The power of persistent prayer

In our journey through the Gospel of Mark, we’ve become familiar with a certain adverb: immediately. The word is used about 40 times in the shortest gospel. There is a sense of urgency and action as we watch Jesus and his disciples move throughout the region. Immediately they went here, immediately they went there, immediately Jesus said this, immediately this person was healed.

Like Mark’s gospel, we have become a culture of immediacy. Immediately, my Amazon Prime order arrived. Immediately, My Little Pony queued up on Netflix for my girls. Immediately, my Instacart groceries were delivered with dinner. All this while writing the e-bulletin.  

But what do we do when things don’t come immediately? There is no Amazon Prime Prayer channel for one-hour answers to prayer. How do persist when it feels like we have been praying for weeks, months, years? Maybe we are praying long enough. Or loud enough. Or maybe we are so focused on the hoped-for answer that we don’t see what the Lord is doing during our time of wait. 

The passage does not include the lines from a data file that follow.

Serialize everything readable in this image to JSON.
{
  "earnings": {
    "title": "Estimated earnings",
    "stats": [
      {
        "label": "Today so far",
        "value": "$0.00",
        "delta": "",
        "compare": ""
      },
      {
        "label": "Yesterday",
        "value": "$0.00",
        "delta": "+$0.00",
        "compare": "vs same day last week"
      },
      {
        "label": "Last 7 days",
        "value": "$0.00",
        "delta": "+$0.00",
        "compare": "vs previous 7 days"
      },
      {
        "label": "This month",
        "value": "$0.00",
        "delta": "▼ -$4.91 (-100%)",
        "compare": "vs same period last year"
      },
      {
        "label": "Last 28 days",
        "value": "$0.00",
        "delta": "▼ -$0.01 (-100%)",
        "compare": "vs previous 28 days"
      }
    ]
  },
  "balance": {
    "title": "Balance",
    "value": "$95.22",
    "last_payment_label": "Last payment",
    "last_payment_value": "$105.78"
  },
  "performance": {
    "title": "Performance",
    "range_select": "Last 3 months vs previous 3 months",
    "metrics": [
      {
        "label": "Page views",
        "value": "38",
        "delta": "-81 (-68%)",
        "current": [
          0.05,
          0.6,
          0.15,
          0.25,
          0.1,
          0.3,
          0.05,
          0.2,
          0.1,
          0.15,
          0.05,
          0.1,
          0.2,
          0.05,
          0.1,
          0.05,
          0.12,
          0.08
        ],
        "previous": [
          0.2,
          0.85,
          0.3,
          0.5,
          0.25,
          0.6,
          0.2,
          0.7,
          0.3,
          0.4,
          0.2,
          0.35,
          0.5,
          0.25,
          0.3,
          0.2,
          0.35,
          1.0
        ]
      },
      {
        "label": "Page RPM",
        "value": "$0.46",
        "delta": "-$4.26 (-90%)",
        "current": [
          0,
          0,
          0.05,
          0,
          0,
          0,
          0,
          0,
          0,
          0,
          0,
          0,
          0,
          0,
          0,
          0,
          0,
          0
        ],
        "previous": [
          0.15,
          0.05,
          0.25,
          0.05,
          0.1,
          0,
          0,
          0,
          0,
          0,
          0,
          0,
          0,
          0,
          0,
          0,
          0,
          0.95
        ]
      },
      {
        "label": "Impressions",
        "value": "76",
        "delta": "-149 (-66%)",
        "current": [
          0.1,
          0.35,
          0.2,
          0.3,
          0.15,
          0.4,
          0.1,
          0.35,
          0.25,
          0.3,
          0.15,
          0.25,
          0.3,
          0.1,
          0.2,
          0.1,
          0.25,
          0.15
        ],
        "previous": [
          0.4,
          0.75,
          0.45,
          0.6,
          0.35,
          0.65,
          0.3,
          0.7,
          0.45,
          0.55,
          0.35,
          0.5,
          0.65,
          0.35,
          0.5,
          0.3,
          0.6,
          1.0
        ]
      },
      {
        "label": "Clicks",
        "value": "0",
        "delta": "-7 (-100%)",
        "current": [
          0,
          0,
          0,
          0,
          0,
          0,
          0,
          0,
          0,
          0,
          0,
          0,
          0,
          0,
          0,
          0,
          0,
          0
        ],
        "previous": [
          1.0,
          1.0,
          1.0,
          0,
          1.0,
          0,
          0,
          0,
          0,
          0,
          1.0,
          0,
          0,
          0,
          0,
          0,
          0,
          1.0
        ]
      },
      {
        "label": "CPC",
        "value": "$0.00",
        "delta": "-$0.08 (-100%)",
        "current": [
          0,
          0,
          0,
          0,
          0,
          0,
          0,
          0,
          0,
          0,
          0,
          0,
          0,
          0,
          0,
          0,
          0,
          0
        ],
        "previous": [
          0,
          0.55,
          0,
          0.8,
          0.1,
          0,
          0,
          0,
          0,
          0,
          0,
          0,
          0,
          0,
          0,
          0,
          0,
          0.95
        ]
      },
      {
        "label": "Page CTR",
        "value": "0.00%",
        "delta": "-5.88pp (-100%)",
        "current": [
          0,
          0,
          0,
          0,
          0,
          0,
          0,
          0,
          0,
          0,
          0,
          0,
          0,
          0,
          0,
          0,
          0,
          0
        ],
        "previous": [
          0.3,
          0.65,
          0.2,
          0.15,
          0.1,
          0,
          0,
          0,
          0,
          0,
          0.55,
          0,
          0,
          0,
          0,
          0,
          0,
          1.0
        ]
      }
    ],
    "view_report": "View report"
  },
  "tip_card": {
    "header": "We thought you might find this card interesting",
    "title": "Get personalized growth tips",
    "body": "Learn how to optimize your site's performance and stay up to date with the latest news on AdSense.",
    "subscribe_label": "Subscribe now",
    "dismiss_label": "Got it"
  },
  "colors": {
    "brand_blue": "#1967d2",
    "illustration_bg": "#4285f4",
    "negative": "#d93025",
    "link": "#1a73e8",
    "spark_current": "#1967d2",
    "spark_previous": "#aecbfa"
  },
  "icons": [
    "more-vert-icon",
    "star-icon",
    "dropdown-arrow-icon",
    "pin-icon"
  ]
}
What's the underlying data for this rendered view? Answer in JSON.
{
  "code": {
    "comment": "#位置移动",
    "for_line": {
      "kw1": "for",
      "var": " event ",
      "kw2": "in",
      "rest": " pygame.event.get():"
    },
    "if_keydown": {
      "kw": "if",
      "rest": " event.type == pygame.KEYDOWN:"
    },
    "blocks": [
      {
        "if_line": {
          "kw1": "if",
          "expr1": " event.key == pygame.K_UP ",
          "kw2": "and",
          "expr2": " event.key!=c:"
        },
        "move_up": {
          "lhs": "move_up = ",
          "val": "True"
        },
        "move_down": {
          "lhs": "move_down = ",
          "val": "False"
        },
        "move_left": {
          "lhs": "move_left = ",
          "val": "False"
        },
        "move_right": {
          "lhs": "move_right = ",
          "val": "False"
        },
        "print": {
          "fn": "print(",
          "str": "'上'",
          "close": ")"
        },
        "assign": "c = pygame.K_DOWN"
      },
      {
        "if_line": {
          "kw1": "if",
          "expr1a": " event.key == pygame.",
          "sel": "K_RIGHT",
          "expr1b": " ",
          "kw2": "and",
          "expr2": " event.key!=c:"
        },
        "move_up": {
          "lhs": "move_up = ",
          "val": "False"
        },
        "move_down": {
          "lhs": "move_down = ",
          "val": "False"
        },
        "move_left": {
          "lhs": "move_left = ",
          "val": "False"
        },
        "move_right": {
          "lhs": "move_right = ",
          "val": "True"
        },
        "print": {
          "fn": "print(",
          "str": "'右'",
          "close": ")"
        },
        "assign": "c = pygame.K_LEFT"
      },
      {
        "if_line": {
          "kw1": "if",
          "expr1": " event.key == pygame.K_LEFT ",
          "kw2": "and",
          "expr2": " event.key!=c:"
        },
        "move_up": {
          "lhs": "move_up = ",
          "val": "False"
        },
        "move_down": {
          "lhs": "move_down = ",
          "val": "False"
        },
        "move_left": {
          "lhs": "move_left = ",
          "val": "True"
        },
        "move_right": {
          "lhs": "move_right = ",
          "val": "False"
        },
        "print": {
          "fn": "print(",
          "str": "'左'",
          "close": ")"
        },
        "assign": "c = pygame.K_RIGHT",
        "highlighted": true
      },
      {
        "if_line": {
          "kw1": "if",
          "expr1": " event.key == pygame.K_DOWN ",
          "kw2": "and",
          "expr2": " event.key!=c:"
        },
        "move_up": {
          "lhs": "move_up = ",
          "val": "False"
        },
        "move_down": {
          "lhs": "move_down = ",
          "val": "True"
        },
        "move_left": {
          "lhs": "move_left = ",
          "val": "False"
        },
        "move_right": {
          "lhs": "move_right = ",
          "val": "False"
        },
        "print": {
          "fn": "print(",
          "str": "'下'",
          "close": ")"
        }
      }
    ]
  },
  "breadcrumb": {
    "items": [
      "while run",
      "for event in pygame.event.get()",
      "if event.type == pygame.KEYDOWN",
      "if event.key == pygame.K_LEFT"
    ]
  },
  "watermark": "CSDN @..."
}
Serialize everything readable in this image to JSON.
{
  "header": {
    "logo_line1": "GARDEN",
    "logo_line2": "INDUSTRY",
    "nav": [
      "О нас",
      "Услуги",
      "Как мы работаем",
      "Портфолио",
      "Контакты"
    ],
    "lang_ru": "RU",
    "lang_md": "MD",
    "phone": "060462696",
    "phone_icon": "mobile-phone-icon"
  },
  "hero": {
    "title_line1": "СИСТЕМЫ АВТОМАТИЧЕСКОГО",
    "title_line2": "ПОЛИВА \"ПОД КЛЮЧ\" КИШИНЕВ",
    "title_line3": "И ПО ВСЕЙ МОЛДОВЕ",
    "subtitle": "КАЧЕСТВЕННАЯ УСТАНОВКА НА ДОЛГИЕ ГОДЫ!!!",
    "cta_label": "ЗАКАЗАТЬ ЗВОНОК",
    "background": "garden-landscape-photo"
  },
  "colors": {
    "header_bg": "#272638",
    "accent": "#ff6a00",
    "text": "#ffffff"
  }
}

Joey and my journey to become parents was long. There were a lot of prayers echoing the Psalmist’s cry, “How long, oh Lord?” But we persisted in our faith that God answers prayers. And we persisted in our faith that he would use our time of wait to grow us, change us, teach us to be more like Jesus. Our wait became part of our discipleship journey. We found hope in God’s word and strength in our community as we waited. Now I’ve gone from saying “How long?” to “Please pump the breaks!” They are growing up way too fast. When Aurelia was baptized, we chose Romans 5:3-5 to pray over her: 

Not only that, but we‚ÄØrejoice in our sufferings, knowing that suffering‚ÄØproduces endurance,‚ÄØand endurance produces character, and character produces hope,‚ÄØand‚ÄØhope does not put us to shame, because God’s love‚ÄØhas been poured into our hearts through the Holy Spirit who has been given to us. 

I have found these verses to be very true and very sweet. God used my time of wait to increase my hope and increase my understanding of his love for me. 

The power of the persistent prayer is found in the work that the Holy Spirit does in our hearts as we wait. Our persistent prayers are part of our faith journey, they are part of our discipleship process of becoming more like Jesus. The power of the persistent prayer isn’t a power that rests in the one who does the praying. Instead, we find the power of persistent prayer in the One who answers our prayers at just the right time, in just the right way. We find the power of persistent prayer in our God who works all things, even our periods of waiting, for our good and his glory.  

Julie Hawkins
Director of Next Steps